Although coffee has been around for hundreds of years, many changes have occurred over the past two decades. Originally, people roasted their own coffee, often using a hand-powered roaster that would be set over a flame. With the introduction of packaged products, roasted coffee quickly became a convenient and time-saving item to purchase. Instant coffees further moved America away from hand-roasting until the practice, much like churning butter or making cheese, was all but forgotten.
While Europeans long enjoyed espresso, the beverage was usually only found in ethnic neighborhoods in the USA, such as New York’s “Little Italy” or Boston’s “North End”. It wasn’t until the late 1980’s when the espresso drink movement took of in Seattle, Washington and began a trend that exploded across the continent.
Originally, espresso was based on a dark roasted coffee, in the style popular among Europeans. But some roasters who were not tied to tradition, were convinced that a dark roast masked some of the flavors that differentiate coffee beans from different regions, began experimenting with lighter roasts and different techniques of producing coffee. Thus was born the “Third Wave” coffee movement, replacing espresso-style roasts with select beans roasted using profiles that are arrived at through experimentation, and brewed with techniques that afford a high level of control and consistency to arrive at an optimum result.

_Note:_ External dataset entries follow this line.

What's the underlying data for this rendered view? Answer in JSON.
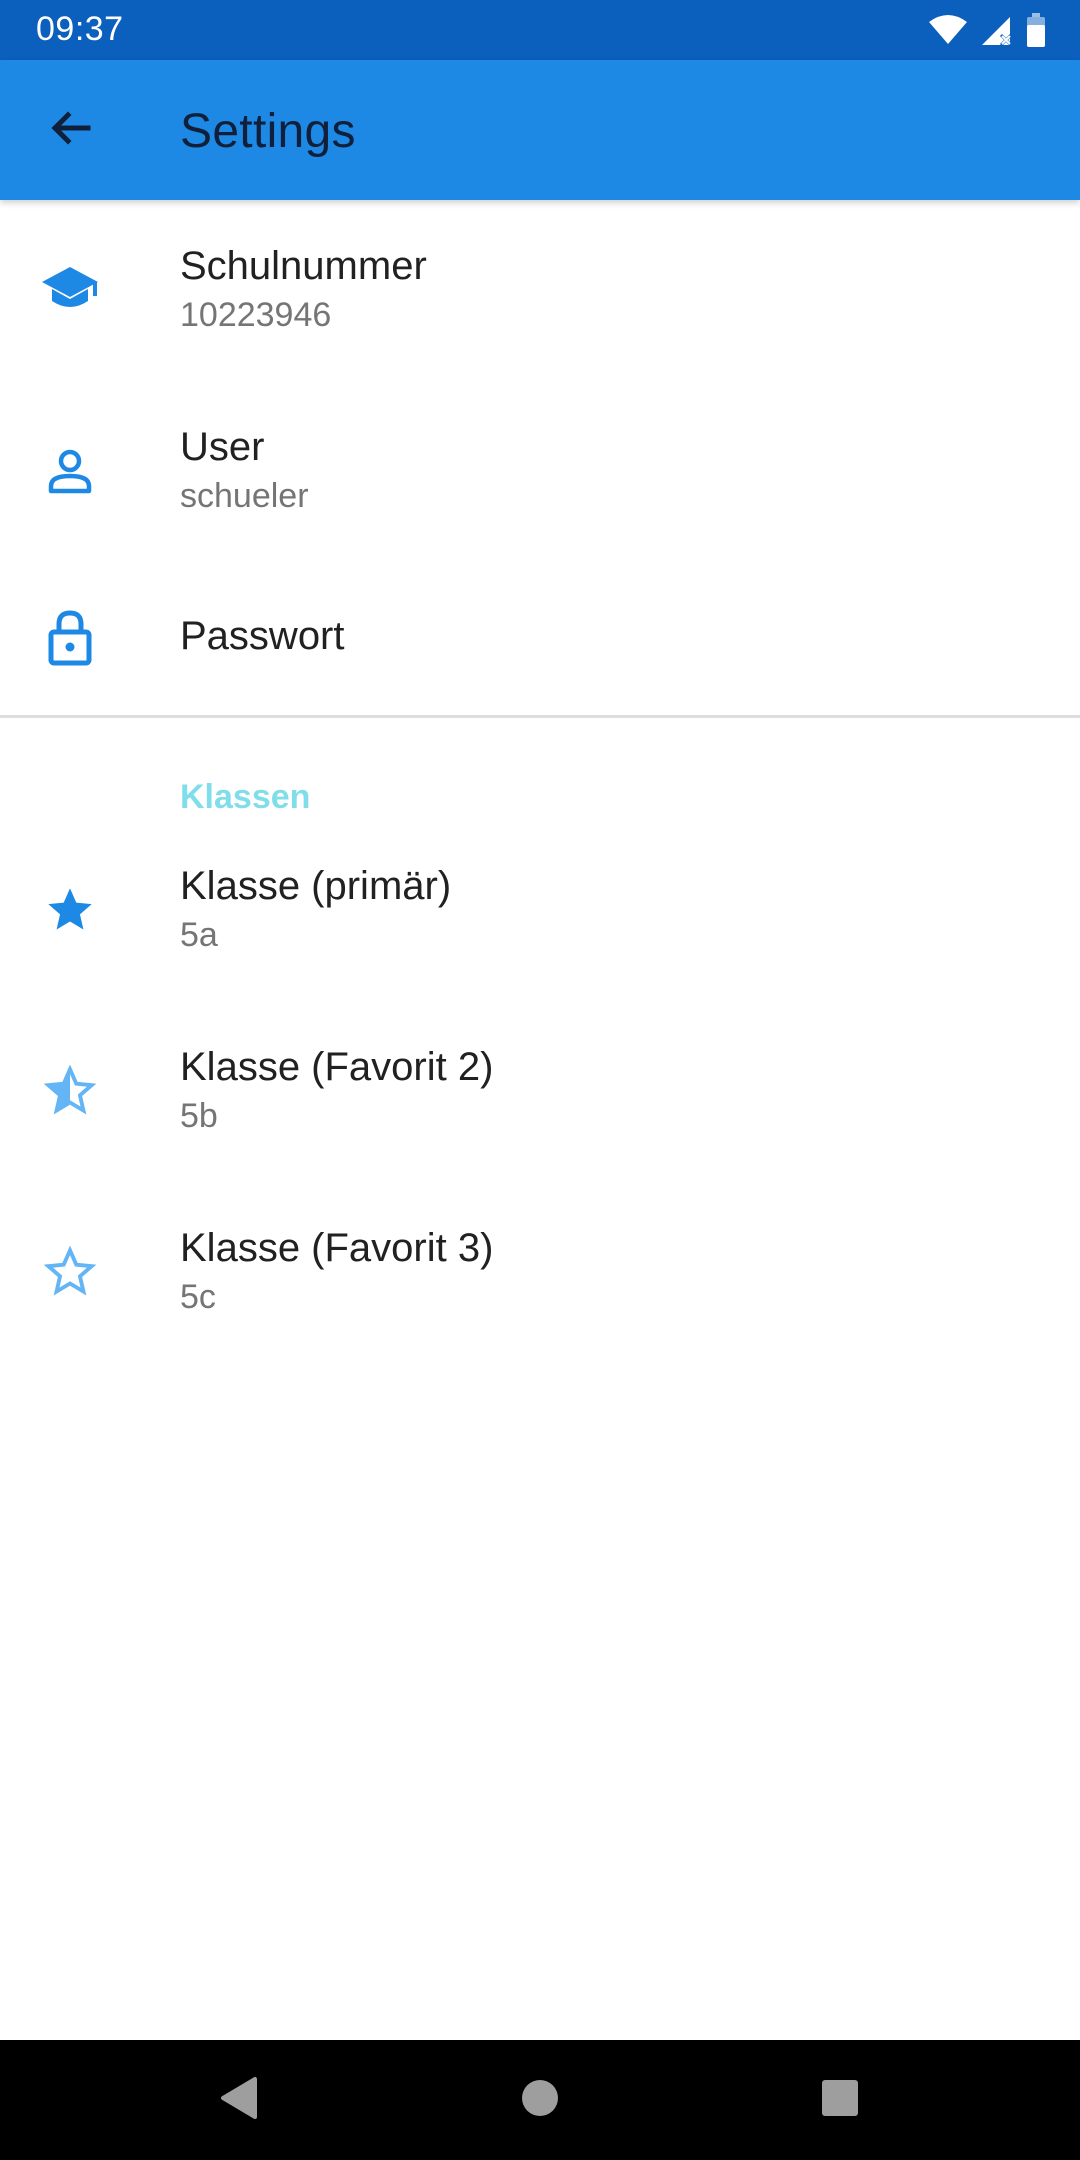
{
  "status_bar": {
    "time": "09:37"
  },
  "app_bar": {
    "title": "Settings"
  },
  "preferences": {
    "school_number": {
      "title": "Schulnummer",
      "value": "10223946",
      "icon": "school-icon"
    },
    "user": {
      "title": "User",
      "value": "schueler",
      "icon": "person-icon"
    },
    "password": {
      "title": "Passwort",
      "icon": "lock-icon"
    }
  },
  "classes": {
    "header": "Klassen",
    "items": [
      {
        "title": "Klasse (primär)",
        "value": "5a",
        "icon": "star-filled-icon"
      },
      {
        "title": "Klasse (Favorit 2)",
        "value": "5b",
        "icon": "star-half-icon"
      },
      {
        "title": "Klasse (Favorit 3)",
        "value": "5c",
        "icon": "star-outline-icon"
      }
    ]
  },
  "colors": {
    "status_bar": "#0b5fbd",
    "app_bar": "#1e88e5",
    "icon_primary": "#1e88e5",
    "icon_light": "#64b5f6",
    "category": "#80deea"
  }
}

Does this mean Third Wave coffee is better? To some, yes, but others don’t care for the sour notes and other emergent flavors that are more apparent in light roasted coffee. Ultimately, it comes down to what you enjoy, whether it’s the familiar taste and smell you grew up with, the heavy, smokey flavors of Italy, or the distinctive wine-like character of the Third Wave approach. Drink what you like, and to each one’s own.